* What this task involves
Check every line of the material below, and show those that contain "title".

* Records for this task

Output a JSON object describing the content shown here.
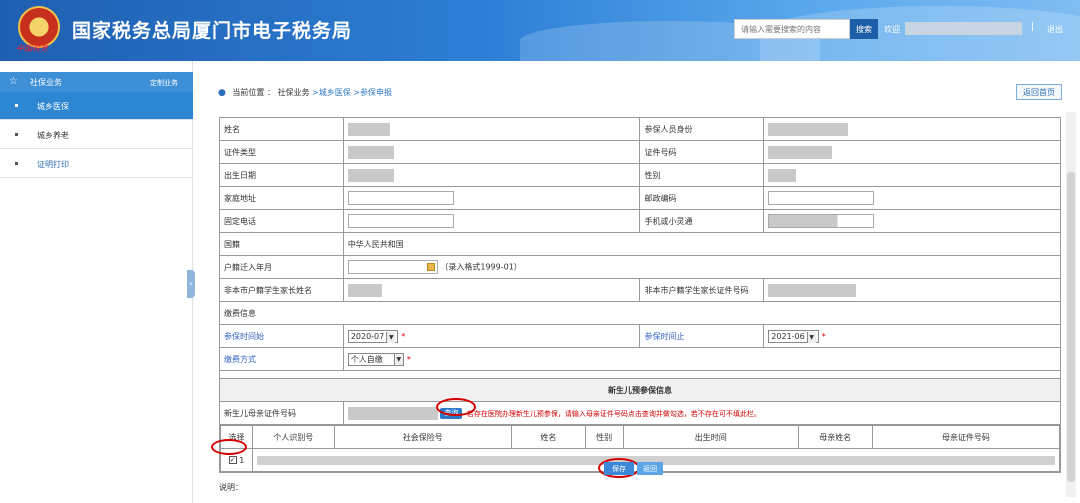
{
  "header": {
    "title": "国家税务总局厦门市电子税务局",
    "logo_caption": "中国税务",
    "search_placeholder": "请输入需要搜索的内容",
    "search_label": "搜索",
    "welcome": "欢迎",
    "separator": "|",
    "logout": "退出"
  },
  "sidebar": {
    "section": {
      "label": "社保业务",
      "custom": "定制业务"
    },
    "items": [
      {
        "label": "城乡医保"
      },
      {
        "label": "城乡养老"
      },
      {
        "label": "证明打印"
      }
    ],
    "toggle": "‹"
  },
  "breadcrumb": {
    "prefix": "当前位置 ：",
    "level1": "社保业务",
    "level2": ">城乡医保",
    "level3": ">参保申报"
  },
  "home_button": "返回首页",
  "form": {
    "name": "姓名",
    "identity": "参保人员身份",
    "id_type": "证件类型",
    "id_no": "证件号码",
    "birth": "出生日期",
    "gender": "性别",
    "address": "家庭地址",
    "postcode": "邮政编码",
    "phone": "固定电话",
    "mobile": "手机或小灵通",
    "nationality": "国籍",
    "nationality_value": "中华人民共和国",
    "hukou_date": "户籍迁入年月",
    "hukou_hint": "（录入格式1999-01）",
    "parent_name": "非本市户籍学生家长姓名",
    "parent_id": "非本市户籍学生家长证件号码",
    "payment_info": "缴费信息",
    "start_label": "参保时间始",
    "start_value": "2020-07",
    "end_label": "参保时间止",
    "end_value": "2021-06",
    "pay_method_label": "缴费方式",
    "pay_method_value": "个人自缴",
    "req_mark": "*"
  },
  "newborn": {
    "title": "新生儿预参保信息",
    "mother_id": "新生儿母亲证件号码",
    "query": "查询",
    "hint": "若存在医院办理新生儿预参保，请输入母亲证件号码点击查询并做勾选，若不存在可不填此栏。",
    "columns": [
      "选择",
      "个人识别号",
      "社会保险号",
      "姓名",
      "性别",
      "出生时间",
      "母亲姓名",
      "母亲证件号码"
    ],
    "row_index": "1",
    "checked": true
  },
  "actions": {
    "save": "保存",
    "back": "返回"
  },
  "notes": {
    "title": "说明："
  },
  "colors": {
    "header": "#2d7fd6",
    "accent": "#2f78c4",
    "highlight": "#d40000"
  }
}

* Result of this exercise
    "title": "国家税务总局厦门市电子税务局",
    "title": "新生儿预参保信息",
    "title": "说明："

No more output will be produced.